• **Directions**: Show me each line of the listing below where the word "Windows" appears.

Segment Open

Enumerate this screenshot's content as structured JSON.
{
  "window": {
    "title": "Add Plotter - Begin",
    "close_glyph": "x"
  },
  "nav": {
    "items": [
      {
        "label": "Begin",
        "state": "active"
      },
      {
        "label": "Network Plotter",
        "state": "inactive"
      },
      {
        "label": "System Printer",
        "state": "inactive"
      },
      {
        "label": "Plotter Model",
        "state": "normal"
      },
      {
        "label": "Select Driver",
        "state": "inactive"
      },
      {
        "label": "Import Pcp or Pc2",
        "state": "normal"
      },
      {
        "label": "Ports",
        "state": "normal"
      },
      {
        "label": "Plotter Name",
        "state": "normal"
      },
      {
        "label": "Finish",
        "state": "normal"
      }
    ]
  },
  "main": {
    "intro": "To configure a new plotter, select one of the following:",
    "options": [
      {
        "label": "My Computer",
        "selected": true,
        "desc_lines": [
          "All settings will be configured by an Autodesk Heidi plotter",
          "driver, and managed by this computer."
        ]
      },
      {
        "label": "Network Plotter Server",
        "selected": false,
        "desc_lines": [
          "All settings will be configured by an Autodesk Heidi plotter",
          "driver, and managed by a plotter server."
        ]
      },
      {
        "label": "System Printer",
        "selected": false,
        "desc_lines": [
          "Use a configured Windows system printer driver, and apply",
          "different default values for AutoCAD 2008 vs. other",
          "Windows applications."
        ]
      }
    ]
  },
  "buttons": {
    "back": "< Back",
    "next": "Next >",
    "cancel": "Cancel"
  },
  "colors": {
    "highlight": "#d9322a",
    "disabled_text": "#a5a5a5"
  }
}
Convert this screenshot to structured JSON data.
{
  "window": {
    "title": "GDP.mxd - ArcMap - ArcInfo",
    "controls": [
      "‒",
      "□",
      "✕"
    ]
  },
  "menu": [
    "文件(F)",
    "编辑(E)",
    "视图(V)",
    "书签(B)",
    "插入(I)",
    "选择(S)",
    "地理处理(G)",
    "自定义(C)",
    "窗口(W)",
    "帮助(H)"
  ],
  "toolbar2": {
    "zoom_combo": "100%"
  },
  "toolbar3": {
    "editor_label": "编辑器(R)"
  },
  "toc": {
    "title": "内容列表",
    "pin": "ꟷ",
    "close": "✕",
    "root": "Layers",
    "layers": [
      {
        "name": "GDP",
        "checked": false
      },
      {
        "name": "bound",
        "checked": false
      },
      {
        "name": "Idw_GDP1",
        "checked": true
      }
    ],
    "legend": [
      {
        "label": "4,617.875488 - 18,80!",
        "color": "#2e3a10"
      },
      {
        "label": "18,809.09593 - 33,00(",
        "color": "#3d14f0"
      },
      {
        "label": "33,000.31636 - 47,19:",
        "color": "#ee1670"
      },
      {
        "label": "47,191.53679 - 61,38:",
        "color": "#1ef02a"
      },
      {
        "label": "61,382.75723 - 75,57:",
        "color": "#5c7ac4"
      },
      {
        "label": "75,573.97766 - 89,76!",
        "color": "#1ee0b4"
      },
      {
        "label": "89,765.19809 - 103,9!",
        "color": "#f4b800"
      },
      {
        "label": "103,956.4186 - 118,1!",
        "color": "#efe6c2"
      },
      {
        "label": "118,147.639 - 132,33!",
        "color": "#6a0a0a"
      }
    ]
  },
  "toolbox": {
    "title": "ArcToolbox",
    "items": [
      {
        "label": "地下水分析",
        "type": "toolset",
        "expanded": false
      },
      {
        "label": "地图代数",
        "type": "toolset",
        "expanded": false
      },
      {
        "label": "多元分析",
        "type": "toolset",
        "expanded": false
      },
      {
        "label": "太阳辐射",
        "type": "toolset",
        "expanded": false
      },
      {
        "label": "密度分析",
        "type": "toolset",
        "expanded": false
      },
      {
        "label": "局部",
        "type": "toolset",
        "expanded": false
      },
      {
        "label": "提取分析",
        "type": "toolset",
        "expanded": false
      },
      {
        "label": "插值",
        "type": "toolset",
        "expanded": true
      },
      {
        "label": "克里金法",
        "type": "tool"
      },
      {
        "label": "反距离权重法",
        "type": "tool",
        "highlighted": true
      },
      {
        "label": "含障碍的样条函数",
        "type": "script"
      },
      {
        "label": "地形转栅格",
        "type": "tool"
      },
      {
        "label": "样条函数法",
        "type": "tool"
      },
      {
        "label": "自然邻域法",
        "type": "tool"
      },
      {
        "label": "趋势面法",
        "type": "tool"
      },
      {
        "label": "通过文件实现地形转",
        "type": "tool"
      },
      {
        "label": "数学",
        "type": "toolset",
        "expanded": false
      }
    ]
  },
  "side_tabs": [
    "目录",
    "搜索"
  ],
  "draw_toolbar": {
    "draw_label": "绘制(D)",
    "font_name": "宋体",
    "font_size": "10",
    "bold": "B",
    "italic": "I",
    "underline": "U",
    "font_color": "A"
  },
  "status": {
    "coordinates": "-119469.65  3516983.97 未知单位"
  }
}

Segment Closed

• **Response box**:
          "Use a configured Windows system printer driver, and apply",
          "Windows applications."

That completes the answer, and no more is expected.